Among the 276 artists invited to join their ranks this year, the Academy including a pleasing selection of world cinema luminaries, ranging from recent first-time Oscar nominee Emmanuelle Riva to Romanian New Wave cinematographer Oleg Mutu. One name, however, that was particularly applauded from all sides was trailblazing Iranian auteur Jafar Panahi.

Still serving a sentence of six years' house arrest for propaganda against the Iranian government, Panahi has made his last two features within these restrictions -- though in bold defiance of the government's decree that he not engage in any filmmaking activity for 20 years. The first of these, his acclaimed personal diary-doc "This Is Not a Film," was smuggled out of Iran on a flash drive to make its Cannes debut, and wound up on last year's 15-title shortlist for the Best Documentary Feature Oscar. It didn't get a nomination, sadly, but it clearly raised Panahi's profile sufficiently within AMPAS to prompt an invitation from two separate factions: the Directors' and Documentary branches.

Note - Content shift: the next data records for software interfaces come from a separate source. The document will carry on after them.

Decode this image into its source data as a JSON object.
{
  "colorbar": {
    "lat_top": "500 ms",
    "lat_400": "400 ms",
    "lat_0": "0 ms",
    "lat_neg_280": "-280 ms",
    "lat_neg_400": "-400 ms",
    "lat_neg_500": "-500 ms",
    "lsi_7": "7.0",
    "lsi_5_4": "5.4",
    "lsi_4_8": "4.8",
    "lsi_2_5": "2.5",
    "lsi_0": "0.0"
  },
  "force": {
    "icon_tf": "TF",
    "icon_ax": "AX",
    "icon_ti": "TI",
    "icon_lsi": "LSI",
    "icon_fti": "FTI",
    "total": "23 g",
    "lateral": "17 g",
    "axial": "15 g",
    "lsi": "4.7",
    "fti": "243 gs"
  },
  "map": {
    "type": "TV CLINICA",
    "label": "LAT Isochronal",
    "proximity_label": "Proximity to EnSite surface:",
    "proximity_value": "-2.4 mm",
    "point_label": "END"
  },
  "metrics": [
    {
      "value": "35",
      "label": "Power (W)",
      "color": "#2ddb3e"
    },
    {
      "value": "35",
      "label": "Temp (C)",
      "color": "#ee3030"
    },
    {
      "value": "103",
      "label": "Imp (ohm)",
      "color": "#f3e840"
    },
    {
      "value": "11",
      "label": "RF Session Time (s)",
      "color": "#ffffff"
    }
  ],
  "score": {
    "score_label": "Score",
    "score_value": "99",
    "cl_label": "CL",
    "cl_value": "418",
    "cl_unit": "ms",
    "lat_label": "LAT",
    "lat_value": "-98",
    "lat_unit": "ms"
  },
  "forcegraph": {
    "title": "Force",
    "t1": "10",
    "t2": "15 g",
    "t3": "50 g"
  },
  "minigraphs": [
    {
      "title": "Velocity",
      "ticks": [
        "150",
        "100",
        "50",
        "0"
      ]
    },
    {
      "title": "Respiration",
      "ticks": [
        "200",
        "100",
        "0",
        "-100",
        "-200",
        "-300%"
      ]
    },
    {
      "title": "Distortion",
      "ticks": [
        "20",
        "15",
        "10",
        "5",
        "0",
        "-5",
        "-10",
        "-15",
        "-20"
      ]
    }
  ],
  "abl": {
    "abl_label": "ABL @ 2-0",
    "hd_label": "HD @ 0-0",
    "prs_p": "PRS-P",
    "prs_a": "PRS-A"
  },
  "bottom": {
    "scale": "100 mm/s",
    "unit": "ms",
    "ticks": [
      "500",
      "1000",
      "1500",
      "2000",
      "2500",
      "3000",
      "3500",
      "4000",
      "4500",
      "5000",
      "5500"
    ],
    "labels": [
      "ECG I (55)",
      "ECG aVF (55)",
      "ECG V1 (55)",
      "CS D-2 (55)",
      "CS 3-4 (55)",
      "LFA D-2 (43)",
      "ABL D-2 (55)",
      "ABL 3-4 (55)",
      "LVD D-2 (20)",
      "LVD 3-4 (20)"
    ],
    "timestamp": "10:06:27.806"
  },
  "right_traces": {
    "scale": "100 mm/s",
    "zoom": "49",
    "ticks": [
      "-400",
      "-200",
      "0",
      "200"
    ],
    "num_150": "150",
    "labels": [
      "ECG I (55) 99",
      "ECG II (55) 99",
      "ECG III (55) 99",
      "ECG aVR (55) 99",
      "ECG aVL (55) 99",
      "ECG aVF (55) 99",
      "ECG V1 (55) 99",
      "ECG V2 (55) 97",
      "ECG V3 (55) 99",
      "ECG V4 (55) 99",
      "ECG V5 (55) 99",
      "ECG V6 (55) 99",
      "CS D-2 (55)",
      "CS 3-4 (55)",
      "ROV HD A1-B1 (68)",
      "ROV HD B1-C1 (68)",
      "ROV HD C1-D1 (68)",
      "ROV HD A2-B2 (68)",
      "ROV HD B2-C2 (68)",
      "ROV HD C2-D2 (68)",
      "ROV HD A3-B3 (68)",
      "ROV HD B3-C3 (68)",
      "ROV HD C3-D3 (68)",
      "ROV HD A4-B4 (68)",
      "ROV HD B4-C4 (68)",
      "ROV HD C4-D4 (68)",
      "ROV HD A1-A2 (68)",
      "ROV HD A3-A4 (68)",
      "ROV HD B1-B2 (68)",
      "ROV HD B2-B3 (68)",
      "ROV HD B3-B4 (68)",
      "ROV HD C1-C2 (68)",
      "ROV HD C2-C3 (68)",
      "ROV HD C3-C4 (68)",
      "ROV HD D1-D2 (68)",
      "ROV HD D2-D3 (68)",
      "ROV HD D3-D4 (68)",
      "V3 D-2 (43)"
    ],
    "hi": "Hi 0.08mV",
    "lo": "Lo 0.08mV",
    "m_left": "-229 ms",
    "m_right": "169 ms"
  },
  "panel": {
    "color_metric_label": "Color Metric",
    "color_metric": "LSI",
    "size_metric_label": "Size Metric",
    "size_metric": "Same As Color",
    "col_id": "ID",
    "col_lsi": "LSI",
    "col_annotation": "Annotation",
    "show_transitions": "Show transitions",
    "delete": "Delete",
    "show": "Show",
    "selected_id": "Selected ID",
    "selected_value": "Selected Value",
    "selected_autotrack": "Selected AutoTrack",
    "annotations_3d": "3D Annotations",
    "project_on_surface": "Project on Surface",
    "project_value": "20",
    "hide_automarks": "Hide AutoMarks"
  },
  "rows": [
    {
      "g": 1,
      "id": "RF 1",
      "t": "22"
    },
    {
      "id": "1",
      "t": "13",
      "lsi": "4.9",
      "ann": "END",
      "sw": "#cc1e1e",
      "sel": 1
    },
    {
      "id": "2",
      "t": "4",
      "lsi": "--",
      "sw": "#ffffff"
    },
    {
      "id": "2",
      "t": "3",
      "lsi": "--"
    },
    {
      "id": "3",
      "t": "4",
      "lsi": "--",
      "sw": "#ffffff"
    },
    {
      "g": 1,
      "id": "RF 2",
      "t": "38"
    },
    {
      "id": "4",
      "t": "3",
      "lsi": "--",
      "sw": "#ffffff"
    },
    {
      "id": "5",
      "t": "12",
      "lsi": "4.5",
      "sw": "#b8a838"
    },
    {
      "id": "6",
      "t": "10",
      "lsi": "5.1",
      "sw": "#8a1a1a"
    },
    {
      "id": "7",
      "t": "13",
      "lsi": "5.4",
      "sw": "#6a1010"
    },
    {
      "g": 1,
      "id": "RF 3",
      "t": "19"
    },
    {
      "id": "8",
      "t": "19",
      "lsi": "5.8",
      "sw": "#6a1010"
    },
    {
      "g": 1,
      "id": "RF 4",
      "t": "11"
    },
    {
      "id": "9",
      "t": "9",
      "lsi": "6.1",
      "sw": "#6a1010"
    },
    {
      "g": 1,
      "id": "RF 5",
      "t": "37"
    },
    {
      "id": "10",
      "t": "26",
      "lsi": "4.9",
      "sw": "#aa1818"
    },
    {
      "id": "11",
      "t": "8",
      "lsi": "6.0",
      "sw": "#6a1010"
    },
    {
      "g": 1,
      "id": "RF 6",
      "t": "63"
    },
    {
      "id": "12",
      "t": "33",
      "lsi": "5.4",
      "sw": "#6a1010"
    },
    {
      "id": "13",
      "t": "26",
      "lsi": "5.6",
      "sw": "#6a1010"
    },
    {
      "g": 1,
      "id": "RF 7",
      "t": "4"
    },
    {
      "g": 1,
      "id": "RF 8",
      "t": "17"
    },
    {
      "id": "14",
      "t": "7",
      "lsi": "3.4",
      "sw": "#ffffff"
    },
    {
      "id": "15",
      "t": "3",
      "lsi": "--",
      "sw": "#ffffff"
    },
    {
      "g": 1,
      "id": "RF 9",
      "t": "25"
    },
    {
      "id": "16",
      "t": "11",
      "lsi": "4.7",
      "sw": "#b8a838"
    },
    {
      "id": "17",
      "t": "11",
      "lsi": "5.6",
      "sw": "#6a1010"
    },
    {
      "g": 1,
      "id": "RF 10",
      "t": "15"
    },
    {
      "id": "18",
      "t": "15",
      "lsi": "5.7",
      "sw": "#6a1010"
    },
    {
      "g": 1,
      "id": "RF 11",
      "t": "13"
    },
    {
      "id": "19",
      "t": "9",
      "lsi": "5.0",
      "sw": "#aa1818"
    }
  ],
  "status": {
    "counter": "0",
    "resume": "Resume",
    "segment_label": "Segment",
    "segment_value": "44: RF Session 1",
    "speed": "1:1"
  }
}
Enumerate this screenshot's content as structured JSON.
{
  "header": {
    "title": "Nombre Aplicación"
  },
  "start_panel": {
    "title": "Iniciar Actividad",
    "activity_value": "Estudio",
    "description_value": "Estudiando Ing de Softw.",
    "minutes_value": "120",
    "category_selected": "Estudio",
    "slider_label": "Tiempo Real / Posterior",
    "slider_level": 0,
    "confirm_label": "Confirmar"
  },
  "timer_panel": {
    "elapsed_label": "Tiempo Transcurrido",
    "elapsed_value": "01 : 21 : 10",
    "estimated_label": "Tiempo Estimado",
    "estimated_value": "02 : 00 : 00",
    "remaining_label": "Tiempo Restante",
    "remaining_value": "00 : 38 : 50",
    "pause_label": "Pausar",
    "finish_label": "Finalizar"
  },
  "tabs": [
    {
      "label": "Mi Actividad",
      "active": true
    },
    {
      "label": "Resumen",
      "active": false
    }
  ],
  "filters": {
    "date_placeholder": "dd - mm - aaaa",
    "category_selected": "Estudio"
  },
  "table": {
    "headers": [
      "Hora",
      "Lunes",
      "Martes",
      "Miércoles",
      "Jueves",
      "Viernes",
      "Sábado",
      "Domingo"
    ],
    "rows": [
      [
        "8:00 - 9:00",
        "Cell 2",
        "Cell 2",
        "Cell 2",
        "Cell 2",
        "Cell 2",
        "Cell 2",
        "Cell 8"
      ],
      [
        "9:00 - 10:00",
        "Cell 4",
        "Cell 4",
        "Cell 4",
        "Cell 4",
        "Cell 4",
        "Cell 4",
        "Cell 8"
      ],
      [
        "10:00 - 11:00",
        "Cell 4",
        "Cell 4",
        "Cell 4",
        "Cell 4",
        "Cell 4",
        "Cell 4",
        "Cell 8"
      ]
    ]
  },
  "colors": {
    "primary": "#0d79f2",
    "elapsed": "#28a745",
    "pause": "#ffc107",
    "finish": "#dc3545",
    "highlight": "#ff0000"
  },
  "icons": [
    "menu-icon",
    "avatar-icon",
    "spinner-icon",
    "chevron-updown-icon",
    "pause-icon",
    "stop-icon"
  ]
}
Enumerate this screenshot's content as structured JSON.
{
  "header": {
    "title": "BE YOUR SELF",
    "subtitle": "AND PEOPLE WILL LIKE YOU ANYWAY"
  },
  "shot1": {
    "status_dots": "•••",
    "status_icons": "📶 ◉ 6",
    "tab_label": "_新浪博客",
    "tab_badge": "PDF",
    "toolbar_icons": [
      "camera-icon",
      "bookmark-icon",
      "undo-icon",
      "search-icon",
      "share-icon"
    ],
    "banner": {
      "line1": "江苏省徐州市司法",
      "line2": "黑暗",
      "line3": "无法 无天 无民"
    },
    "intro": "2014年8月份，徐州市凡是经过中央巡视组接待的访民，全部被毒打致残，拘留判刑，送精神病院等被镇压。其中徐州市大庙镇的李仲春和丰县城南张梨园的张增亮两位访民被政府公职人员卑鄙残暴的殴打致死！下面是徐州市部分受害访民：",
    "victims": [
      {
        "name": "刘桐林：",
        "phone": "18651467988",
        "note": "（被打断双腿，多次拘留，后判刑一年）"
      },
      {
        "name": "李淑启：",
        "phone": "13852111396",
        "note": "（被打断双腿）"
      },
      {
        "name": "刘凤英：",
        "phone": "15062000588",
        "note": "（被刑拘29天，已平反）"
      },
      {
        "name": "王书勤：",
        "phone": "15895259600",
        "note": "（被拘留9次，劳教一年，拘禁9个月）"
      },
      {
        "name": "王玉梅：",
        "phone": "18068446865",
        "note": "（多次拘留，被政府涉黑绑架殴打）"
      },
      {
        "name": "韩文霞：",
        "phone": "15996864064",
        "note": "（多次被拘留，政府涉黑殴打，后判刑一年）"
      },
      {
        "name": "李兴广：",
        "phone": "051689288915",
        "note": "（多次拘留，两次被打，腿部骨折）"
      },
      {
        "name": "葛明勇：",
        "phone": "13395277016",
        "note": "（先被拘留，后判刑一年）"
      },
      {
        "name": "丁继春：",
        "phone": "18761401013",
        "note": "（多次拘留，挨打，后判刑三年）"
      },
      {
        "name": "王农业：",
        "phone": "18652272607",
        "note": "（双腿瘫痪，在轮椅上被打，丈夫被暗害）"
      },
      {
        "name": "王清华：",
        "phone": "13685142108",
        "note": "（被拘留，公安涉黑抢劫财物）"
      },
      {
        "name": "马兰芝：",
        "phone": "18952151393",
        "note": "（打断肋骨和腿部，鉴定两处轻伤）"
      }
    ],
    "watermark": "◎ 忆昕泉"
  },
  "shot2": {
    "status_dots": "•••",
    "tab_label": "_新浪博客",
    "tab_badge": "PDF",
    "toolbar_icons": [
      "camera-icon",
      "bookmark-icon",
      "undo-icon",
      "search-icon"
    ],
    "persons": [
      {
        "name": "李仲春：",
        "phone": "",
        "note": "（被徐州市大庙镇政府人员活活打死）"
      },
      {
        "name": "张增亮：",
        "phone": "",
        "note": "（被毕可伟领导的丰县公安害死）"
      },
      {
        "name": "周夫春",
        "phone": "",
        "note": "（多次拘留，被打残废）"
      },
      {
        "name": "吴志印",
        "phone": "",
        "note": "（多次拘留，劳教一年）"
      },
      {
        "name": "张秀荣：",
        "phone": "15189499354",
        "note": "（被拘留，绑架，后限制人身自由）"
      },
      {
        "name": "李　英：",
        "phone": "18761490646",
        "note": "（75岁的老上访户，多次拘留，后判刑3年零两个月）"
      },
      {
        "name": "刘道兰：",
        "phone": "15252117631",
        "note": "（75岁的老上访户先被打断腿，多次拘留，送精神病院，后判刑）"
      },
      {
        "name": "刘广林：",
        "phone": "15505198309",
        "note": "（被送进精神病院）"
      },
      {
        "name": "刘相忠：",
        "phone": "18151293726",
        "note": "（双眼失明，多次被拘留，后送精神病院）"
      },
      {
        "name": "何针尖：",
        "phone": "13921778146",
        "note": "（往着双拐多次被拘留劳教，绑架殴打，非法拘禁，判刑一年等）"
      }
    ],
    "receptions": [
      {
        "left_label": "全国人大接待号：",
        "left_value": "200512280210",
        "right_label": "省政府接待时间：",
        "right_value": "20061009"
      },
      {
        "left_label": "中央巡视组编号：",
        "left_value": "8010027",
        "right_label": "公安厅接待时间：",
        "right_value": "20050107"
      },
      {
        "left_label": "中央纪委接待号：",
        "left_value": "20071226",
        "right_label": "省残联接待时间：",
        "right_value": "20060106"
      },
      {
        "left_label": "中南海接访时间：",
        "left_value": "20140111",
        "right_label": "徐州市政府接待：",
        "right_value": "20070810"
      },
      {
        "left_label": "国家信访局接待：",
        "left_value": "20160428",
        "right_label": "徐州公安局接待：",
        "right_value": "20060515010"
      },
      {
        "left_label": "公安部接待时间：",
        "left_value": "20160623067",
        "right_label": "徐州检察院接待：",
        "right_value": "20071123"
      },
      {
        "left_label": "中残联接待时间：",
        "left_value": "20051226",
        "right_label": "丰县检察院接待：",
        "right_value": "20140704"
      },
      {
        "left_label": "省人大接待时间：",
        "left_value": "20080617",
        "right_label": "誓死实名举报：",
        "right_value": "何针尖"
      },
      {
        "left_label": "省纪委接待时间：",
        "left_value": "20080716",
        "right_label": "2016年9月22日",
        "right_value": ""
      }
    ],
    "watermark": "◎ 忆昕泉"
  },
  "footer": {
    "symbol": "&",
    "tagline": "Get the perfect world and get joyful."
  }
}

Panahi is arguably best known for his narrative filmmaking: his 1995 debut, the critically beloved child's-eye drama "The White Balloon," was Iran's submission for the Best Foreign Language Film Oscar that year. So it was interesting to see which Academy branch the director chose to join. (AMPAS rules dictate that individuals can only belong to one.) This statement released by Panahi earlier this week -- and posted on Academy governor Michael Moore's website -- suggests that he's gone with the documentarians:

"I would like to sincerely thank the members of the Academy of Motion Picture Arts and Sciences for inviting me to join their organization. I am especially grateful to Michael Moore and the documentary branch for nominating me.

"It’s an honor for me to join such a prestigious organization, and I am proud to accept the invitation on behalf of the large family of the Iranian filmmakers, who have steadfastly represented the best of Iranian arts and culture despite all the limitations they have been subjected to.

"I understand this membership affords me the chance to see some of the best films every year and vote on their merits. For someone in my situation who has been banned from making films, viewing the works of international colleagues is an opportunity that I would deeply cherish. If I am forbidden from making films for twenty years, I can at least share the joys of filmmaking in a vicarious manner."

It's touching to see that amid the numerous factors compromising his life and career right now, Panahi is still prepared to take his Academy membership this seriously. (Would that every voting member would do the same.) This is one addition that reflects very well on the organization indeed.

Panahi's latest film "Closed Curtain" -- a meta-narrative effort that reflects directly on his own imprisonment -- premiered at Berlin in February, where it won him the Best Screenplay award, though I believe it's still awaiting a US distributor.